You can certainly put it in a bigger pot to make it more stable, but don't try to bury all the "bare stem" otherwise it is likely to rot before it grows any roots.
You might want to start some new plants if you don't like the shape of the old one. Carefully pull off two or three of the bottom leaves and put them on a piece of paper in a warm well-...
According to the PlantNet app it seems to be some kind of Crassula, maybe crassula ovata. I have bad experience with burying succulent stems - I think they tend to rot if under wet soil.
You could try pinching off the end, maybe it can develop branches. Or try to root some of the leaves and replace the old plant with fresh ones.

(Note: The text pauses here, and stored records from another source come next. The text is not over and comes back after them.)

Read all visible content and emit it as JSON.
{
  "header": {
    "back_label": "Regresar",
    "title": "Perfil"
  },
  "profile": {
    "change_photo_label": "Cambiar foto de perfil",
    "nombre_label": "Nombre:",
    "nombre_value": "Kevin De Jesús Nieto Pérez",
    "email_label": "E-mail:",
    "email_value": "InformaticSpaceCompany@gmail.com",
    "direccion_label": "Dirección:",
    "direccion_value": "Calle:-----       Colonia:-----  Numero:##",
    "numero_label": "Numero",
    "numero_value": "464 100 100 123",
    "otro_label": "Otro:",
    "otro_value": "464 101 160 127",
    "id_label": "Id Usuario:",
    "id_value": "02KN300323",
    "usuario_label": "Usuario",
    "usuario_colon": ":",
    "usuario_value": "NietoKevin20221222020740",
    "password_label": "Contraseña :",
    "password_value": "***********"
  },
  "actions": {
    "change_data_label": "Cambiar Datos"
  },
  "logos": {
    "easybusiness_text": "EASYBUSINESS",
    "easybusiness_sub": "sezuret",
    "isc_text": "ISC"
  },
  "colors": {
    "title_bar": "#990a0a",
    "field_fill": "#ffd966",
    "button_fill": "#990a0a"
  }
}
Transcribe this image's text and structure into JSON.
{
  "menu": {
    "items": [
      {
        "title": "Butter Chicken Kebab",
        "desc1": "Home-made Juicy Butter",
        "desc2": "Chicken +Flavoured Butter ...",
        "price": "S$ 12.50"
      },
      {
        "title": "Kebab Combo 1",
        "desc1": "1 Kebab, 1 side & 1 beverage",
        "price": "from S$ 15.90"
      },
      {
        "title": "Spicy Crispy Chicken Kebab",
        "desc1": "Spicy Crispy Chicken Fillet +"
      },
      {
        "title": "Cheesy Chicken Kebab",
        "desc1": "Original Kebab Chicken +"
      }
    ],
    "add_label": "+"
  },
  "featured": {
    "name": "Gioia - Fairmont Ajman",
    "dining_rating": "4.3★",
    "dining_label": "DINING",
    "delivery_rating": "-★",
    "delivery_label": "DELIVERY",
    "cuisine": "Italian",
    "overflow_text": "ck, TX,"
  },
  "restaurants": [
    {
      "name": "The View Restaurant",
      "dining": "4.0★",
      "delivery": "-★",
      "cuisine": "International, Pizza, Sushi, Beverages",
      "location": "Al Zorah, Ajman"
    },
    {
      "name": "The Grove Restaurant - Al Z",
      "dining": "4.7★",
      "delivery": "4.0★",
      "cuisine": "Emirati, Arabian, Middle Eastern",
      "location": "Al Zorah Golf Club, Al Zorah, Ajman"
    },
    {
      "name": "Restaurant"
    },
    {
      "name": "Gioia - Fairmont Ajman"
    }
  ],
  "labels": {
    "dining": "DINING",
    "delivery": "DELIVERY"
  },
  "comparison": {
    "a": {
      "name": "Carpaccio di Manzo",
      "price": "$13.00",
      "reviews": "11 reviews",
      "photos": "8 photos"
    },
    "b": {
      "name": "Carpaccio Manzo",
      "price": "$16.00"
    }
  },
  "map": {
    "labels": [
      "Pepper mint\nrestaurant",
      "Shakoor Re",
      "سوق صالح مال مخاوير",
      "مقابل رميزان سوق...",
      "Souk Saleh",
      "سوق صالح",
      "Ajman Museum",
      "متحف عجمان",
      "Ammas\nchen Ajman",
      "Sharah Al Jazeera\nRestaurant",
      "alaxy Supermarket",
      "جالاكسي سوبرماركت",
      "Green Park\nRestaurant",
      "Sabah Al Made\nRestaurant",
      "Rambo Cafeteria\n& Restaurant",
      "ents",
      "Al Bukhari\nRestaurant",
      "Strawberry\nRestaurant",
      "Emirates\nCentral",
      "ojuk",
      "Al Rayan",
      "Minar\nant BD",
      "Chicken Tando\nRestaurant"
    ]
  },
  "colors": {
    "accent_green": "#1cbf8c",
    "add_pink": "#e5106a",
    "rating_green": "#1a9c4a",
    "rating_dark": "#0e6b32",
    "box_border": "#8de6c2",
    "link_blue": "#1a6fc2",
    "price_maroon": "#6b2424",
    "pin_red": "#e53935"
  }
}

This is a sign of over watering and early root rot let the plant dry out for two weeks. Also remove the squishy leaves and if possible put it in a new pot. The pot you have it in is holding too much water. If you want a good succulent pot get something with plenty of drainage. After 1 week of watering the pot should be bone dry. Forget about it for another ...
I've had the same Haworthia for over 10 years now. During that time I have:
Put it into too large a pot, which led to root rot
Dumped the rotted plant out onto a garden bed in full sun
And it did not die. In fact, should you ever overwater the plant until it gets root rot, I recommend just tossing the rosettes someplace in your ...
I think you went a bit too extreme to the other side ;) dry tips often indicate either sun damage or underwatering. Move it to a shadier place and water it.
ps. a sign of overwatering would be yellowish leaves, which I don't think you've experienced.
If you prune your succulent it will form new branches. If you leave it alone those branches will get thicker and develop a woody stem. So it is a matter of do you want to? neither will hurt the plant. If you want it to have more branches trim it if not leave it alone. Just make sure to leave some leaves behind.
Very much looks like Crassula ovata (Jade tree). it looks like a real tree, not just a recently grown cutting. Very hardy with respect to heat and dryness. Not sure about repotting, but likely to be straightforward.